Spend some time with yourself to drill down into the deeper stuff and then look for matching connections. Shared values will make for rich conversation and bring you back together when times are tough, not the fact that you both like white water rafting or watching RuPaul’s Drag Race.
3. Stop performing a version of you.
Many of us filter out the stuff we think might be seen as weird or boring or stupid when we’re dating. Or, it becomes normal to present a curated, cooler version of you. Of course you want to put your best foot forward, but sometimes it’s stripped back so much that who you are becomes completely invisible.
Dating is not a numbers game. You don’t need loads of matches to find someone. You need matches with fewer folks who are really going to get you. Who will think you’re cute and funny and smart and interesting (even when you’re driving them mad).
If you love binging Pretty Little Liars and cheap chocolate, painting old furniture, sleeping in until 4pm on Saturday afternoon, devouring true crime podcasts, attending the odd rally, and you wish you were an earth mother but are really more of a city gal who likes to shop, then that’s you.
And my bet is that you are pretty unique and special with all your faults and quirks.
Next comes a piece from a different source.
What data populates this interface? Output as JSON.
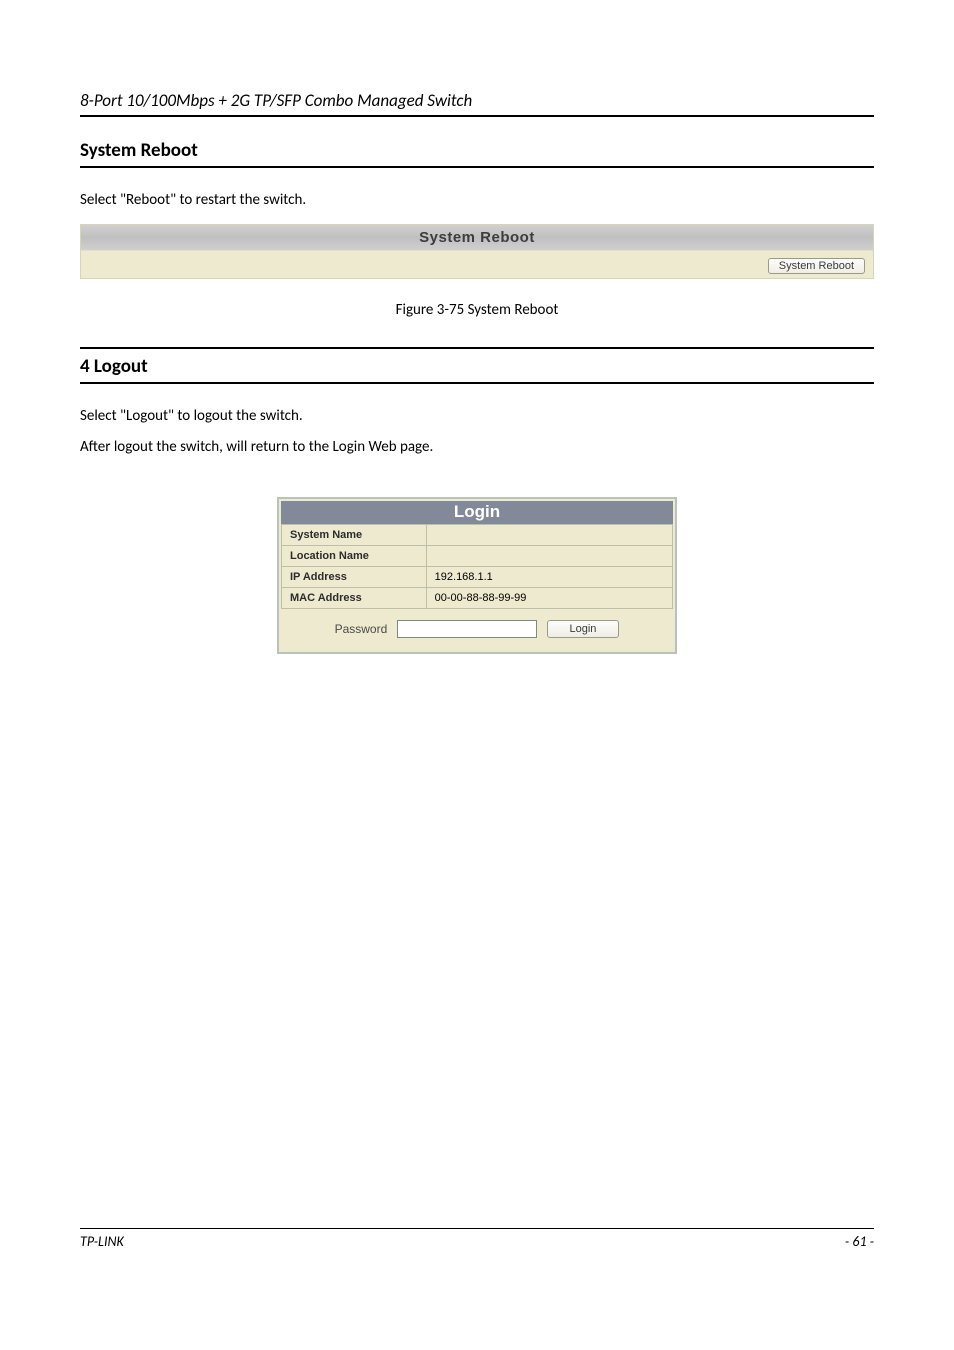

We fall in love with real people, not pretend ones. If someone doesn’t love the real you, why are you with them in the first place? Wouldn’t it be far more wonderful to be cherished even when you are not the curated version of yourself?
4. Don’t interpret “fun” as just the other person having fun.
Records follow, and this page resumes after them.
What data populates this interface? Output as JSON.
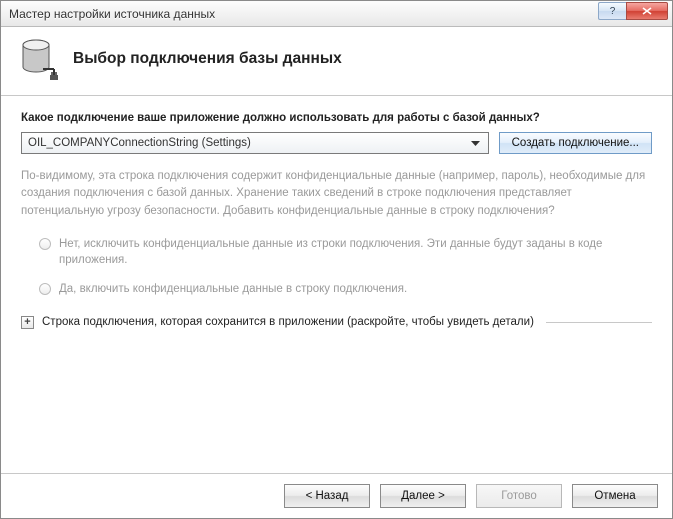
{
  "window": {
    "title": "Мастер настройки источника данных"
  },
  "header": {
    "title": "Выбор подключения базы данных"
  },
  "content": {
    "question": "Какое подключение ваше приложение должно использовать для работы с базой данных?",
    "selected_connection": "OIL_COMPANYConnectionString (Settings)",
    "new_connection_btn": "Создать подключение...",
    "warning_text": "По-видимому, эта строка подключения содержит конфиденциальные данные (например, пароль), необходимые для создания подключения с базой данных. Хранение таких сведений в строке подключения представляет потенциальную угрозу безопасности. Добавить конфиденциальные данные в строку подключения?",
    "radio_no": "Нет, исключить конфиденциальные данные из строки подключения. Эти данные будут заданы в коде приложения.",
    "radio_yes": "Да, включить конфиденциальные данные в строку подключения.",
    "expander_label": "Строка подключения, которая сохранится в приложении (раскройте, чтобы увидеть детали)",
    "expander_symbol": "+"
  },
  "footer": {
    "back": "< Назад",
    "next": "Далее >",
    "finish": "Готово",
    "cancel": "Отмена"
  }
}
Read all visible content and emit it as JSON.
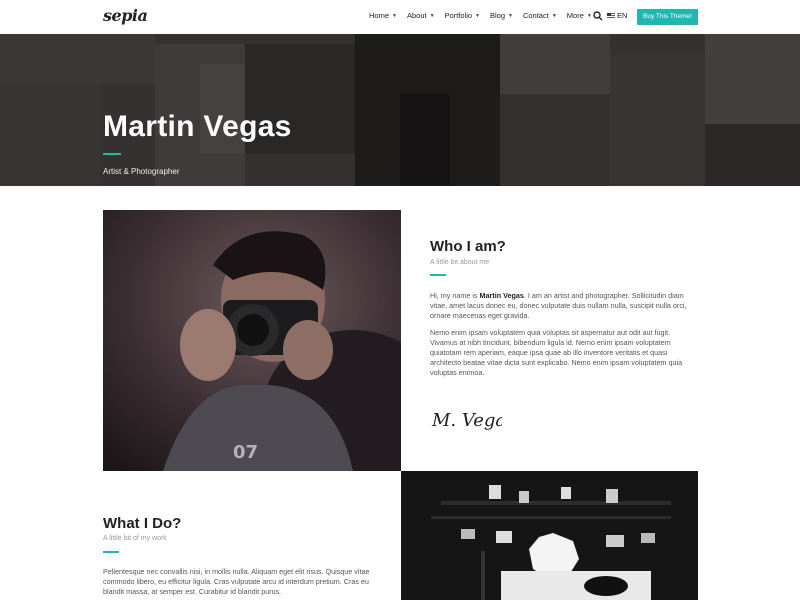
{
  "header": {
    "logo": "sepia",
    "nav": [
      {
        "label": "Home"
      },
      {
        "label": "About"
      },
      {
        "label": "Portfolio"
      },
      {
        "label": "Blog"
      },
      {
        "label": "Contact"
      },
      {
        "label": "More"
      }
    ],
    "lang": "EN",
    "buy_label": "Buy This Theme!"
  },
  "hero": {
    "title": "Martin Vegas",
    "subtitle": "Artist & Photographer"
  },
  "about": {
    "title": "Who I am?",
    "subtitle": "A little bit about me",
    "p1_pre": "Hi, my name is ",
    "p1_name": "Martin Vegas",
    "p1_post": ". I am an artist and photographer. Sollicitudin diam vitae, amet lacus donec eu, donec vulputate duis nullam nulla, suscipit nulla orci, ornare maecenas eget gravida.",
    "p2": "Nemo enim ipsam voluptatem quia voluptas sit aspernatur aut odit aut fugit. Vivamus at nibh tincidunt, bibendum ligula id. Nemo enim ipsam voluptatem quiatotam rem aperiam, eaque ipsa quae ab illo inventore veritatis et quasi architecto beatae vitae dicta sunt explicabo. Nemo enim ipsam voluptatem quia voluptas enimoa.",
    "signature": "M. Vegas"
  },
  "services": {
    "title": "What I Do?",
    "subtitle": "A little bit of my work",
    "p1": "Pellentesque nec convallis nisi, in mollis nulla. Aliquam eget elit risus. Quisque vitae commodo libero, eu efficitur ligula. Cras vulputate arcu id interdum pretium. Cras eu blandit massa, at semper est. Curabitur id blandit purus."
  },
  "colors": {
    "accent": "#1fb8b0",
    "hero_bg": "#3b3937"
  }
}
Hands up: Who is fantastic at helping other people relax—so much so that you forget to actually notice if you are having fun too?
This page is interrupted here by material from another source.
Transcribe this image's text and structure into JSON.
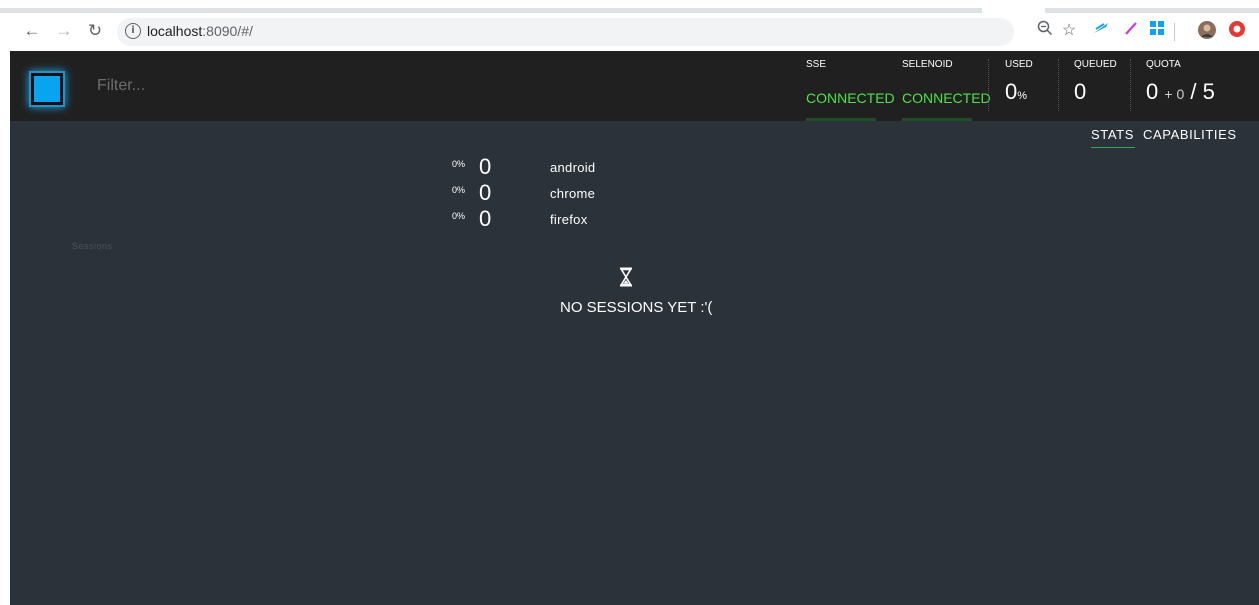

We all have roles we tend to play in life, and if yours is along these lines, then I’d encourage you to swallow that role somewhat and see what happens when you don’t leap into “Make them feel good” mode.
Live with an awkward silence. Notice if you’re being asked questions, listened to, or engaged in conversation on a similar level to what you’re putting in. Spout an opinion or two. Not going well? Then it maybe this one isn’t for you. And phew! You found out early on.
FYI: “Fun,” for those who have forgotten (because you’ve been out there way too long) is having a bit of a laugh and feeling relatively at ease.
5. Yep, it should be pretty easy.
Myth-busting time: Relationships don’t need to be hard and shouldn’t need to be “worked on” all the time. Are your friendships like that? My guess is that the good ones are not. Sure, they have ups and downs. There are misunderstandings and times of trouble. But ultimately, you really like each other’s company. You can rely on each other.
The best relationships are fairly easy. They need to be able to stand the test of time. If it’s hard when nothing hard is happening, how is it going to be when something really hard is happening?
Sure, there are situations that are supposed to be fun but instead can be fraught with issues (like moving in together). When we’re invested in someone and then mesh our lives together, that has some serious weight and it makes sense there will be teething.
But if you’re on date four and it’s uncomfortable, combative, awkward, and pressure-filled, and you feel bad about yourself, or the other person is trying to control you? This one is most likely not for you.
Ultimately, dating from a place of self-love is about believing that you are worthy just as you are, and that there is someone out there (maybe several someone’s) who you can and will connect with.
It’s not just about being loved—it’s about you loving someone else. And if you’re coming from a place of self-love, then you will ultimately run the dating gauntlet with kindness, self-respect, and vulnerability without heaping a load of meaning onto rejection. Rejection means this one wasn’t right for you, nothing more, and thank god they did you a favor! Because you are deserving of the real, luscious thing with someone truly amazing.
Article by: Nicole Hind